Just last month, a clip of a Ghanaian drill music video went viral: “Sore”, a track by emerging rapper Yaw Tog, left Twitter users across Ghana, the UK and America eager for more. Featuring Life Living label-buddies Jay Bahd and O’Kenneth, Yaw Tog’s “Sore” is one of many Twi-infused drill cuts coming out of Kumasi, Ghana. This movement—which has been dubbed ‘Asakaa’—has garnered so much attention in and around the country that people have nicknamed the city “Kumerica” (a portmanteau of ‘Kumasi’ and ‘America’).
On lead with production and management, Rabby Jones is one of the core founders of Life Living Records.
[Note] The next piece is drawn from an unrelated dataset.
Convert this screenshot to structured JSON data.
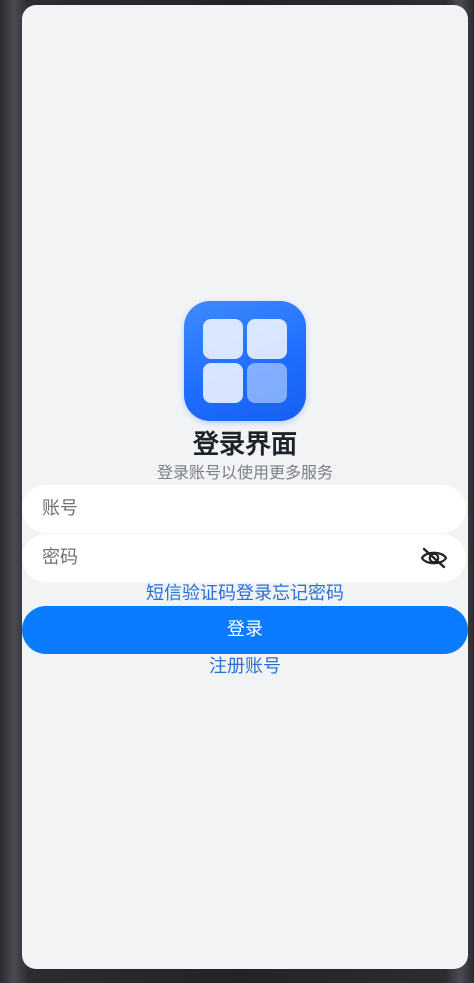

Along with Kwaku DMC and Sean Lifer, they came up with the name Asakaa and manage the rappers and source production. “Asakaa is just Twi expression on a drill beat,” Jones explains. It also comes from a secret language used by a lot of the young boys out in Kumasi—a pig Latin-like language that consists of shifting the initial consonant, or consonant clusters of each word to the end of the Twi word. For example, Kasa, which means ‘talk’ or ‘language’, becomes Saka, which is the name of this secret language.
Beyond the music, the assimilation of traditional Ashanti culture and American hip-hop culture depicted in their videos has been thrust into the light. The blending of local culture and Western influence has created what is called “Akata”. Akata is a fashion and lifestyle, where young people dress like Black Americans from the early 2000s. One can trace it back to the 1980s, when many Ashanti men travelled to America and Germany to look for work. They often came back home with baggy pants, Timberland boots and gold chains, and is now a part of everyday life.
Although their music videos and lifestyles depict a strong gang affiliation, the unit representing Asakaa music is all about unity. In August 2020, the Life Living crew organised a clean-up exercise in the traditional royal neighbourhood of Manhyia, where the King of the Asante Kingdom lives. They did this as a contribution to their community.
I took a trip from my base in Accra, Ghana, over to Kumasi to get to know the artists leading the drill music train in Africa right now. Here’s what went down.
Jay Bahd, the protector of the group, describes Asakaa as “soul music because it comes from the soul.” Raised in the ghetto, his life changed for the better last September when he met up with the Life Living team. Unlike the others in the team, Jay’s connection to the Bloods runs a little deeper. “My father was a Blood from DC, so I’m a Blood,” he says. “It’s a family thing. For us, it’s not about the violence, and that’s what makes Asakaa different.” He gets excited at the mention of his idol, Pop Smoke. “Long live The Woo!” he shouts. “He was gonna take over the world.” Armed with a low growl, just like his idol, Jay Bahd has what it takes to do the same.
Writer/Curator: Benewaah Boateng
Photographer: Fiifi Abban
Production Company: Ekpo
Creative Director: Ekow Barnes
Assistant Creative: Mikey Ashker